Chief Justice James Allsop made the order last week, ruling the businesses engaged in misleading and deceptive conduct to sell the products between February 2015 and September 2018.

Allianz and AWP say they welcome the finalisation of the matter, which arose from proceedings taken by the Australian Securities and Investments Commission (ASIC).

“Allianz and AWP cooperated fully with ASIC to resolve these proceedings expeditiously, including by making admissions and not contesting the penalty sought by ASIC,” they said in a statement to

“In 2018, Allianz and AWP self-reported the matters [that are] the subject of these proceedings to ASIC.

“Allianz and AWP worked with ASIC on a remediation package and previously paid 15,965 customers an amount totalling approximately $1.14 million in remediation.”

A spokesman for Allianz confirmed the business no longer has contracts with Expedia in Australia.

AWP was ordered to pay $1.14 million and Allianz $360,000. They have also been ordered to pay ASIC’s costs.

“The court imposed the penalties after finding Allianz and AWP engaged in misleading and deceptive conduct when selling travel insurance by failing to correctly state how premiums were calculated and by allowing insurance to be sold to ineligible customers,” ASIC said.

According to ASIC, the court also found the businesses breached their financial services licence obligations by failing to prevent the sale of the products on Expedia to consumers who were ineligible to make claims under the policies.

They also failed to stop Expedia websites from misusing a quote from the Department of Foreign Affairs and Trade about the importance of purchasing travel insurance.

Consumer Action Law Centre backs the court’s ruling.

“We welcome enforcement action that holds insurers to account for engaging in misleading and deceptive selling of insurance products,” Policy Officer Tom Abourizk said.

“That a major insurer sold insurance products to people who were ineligible to claim under them for over three years is particularly shocking.”

He says the case demonstrates travel insurance is the kind of product that should not be sold using “pressure tactics”.

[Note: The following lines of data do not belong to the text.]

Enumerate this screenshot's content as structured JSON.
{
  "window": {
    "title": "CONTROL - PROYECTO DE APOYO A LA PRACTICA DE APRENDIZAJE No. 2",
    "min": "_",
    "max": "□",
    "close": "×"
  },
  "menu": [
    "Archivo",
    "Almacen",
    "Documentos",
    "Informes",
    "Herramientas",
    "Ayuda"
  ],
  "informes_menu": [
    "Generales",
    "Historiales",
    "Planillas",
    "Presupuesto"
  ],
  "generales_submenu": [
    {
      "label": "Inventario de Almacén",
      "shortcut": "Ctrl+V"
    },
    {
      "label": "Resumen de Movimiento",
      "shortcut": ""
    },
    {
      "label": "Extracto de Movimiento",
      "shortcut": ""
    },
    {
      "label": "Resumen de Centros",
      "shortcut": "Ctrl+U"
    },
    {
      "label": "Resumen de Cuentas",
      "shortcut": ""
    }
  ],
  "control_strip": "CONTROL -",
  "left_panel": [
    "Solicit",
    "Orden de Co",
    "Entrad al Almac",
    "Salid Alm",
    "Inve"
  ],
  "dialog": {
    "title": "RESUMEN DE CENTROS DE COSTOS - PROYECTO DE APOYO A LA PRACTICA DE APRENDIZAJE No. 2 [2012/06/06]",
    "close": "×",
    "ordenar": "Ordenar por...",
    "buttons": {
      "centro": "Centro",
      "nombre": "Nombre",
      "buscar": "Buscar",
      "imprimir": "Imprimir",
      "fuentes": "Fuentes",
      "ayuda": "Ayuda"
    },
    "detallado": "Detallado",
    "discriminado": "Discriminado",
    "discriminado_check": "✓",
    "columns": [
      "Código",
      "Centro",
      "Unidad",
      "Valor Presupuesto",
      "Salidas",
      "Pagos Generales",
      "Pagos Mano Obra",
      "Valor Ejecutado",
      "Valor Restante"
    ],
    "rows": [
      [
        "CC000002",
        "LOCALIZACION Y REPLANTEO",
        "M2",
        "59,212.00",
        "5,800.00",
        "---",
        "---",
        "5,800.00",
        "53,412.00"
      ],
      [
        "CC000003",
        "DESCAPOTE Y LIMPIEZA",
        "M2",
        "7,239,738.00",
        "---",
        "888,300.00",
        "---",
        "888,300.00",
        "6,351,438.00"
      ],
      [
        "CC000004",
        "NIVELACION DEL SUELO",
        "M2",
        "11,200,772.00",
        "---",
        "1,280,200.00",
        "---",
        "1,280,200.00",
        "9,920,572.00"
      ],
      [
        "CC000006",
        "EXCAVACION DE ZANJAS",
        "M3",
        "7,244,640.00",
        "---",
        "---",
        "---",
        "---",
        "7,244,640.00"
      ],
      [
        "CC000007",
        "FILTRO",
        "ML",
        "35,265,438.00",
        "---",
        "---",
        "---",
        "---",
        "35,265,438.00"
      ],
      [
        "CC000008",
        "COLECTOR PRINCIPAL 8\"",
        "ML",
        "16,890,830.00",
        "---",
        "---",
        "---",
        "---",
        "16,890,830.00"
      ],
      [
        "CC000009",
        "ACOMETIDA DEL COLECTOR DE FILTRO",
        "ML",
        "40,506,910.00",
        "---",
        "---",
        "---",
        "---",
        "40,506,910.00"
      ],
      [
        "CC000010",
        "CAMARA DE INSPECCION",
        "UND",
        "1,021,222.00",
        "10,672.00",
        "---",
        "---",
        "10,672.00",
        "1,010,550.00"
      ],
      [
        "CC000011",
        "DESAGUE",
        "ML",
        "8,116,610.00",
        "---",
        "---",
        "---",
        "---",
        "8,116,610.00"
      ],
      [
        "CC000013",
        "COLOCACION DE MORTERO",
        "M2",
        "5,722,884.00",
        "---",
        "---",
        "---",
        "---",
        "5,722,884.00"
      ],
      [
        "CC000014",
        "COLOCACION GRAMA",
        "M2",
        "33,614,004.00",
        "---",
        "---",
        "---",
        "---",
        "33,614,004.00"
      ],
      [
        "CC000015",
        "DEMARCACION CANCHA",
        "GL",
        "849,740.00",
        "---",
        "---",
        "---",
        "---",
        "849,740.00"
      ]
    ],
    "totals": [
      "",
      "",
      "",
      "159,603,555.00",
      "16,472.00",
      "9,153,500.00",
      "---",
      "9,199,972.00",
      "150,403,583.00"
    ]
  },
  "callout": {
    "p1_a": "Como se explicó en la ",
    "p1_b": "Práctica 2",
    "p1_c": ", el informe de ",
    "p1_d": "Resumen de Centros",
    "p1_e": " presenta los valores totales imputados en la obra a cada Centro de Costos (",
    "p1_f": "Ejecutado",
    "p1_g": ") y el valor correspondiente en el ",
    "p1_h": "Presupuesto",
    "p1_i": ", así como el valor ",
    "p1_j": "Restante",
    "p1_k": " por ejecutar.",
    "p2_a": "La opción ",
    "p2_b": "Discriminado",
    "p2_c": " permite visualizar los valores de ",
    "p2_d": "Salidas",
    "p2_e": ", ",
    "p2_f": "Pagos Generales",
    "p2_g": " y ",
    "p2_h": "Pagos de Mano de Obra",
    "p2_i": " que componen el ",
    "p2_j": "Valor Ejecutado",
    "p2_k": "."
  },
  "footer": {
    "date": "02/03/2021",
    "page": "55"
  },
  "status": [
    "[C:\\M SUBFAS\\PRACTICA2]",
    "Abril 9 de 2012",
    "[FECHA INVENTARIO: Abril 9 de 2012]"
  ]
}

“It is crucial that the ban on the unsolicited selling of insurance products be interpreted to apply to travel insurance,” Mr Abourizk told

Click here for the court ruling.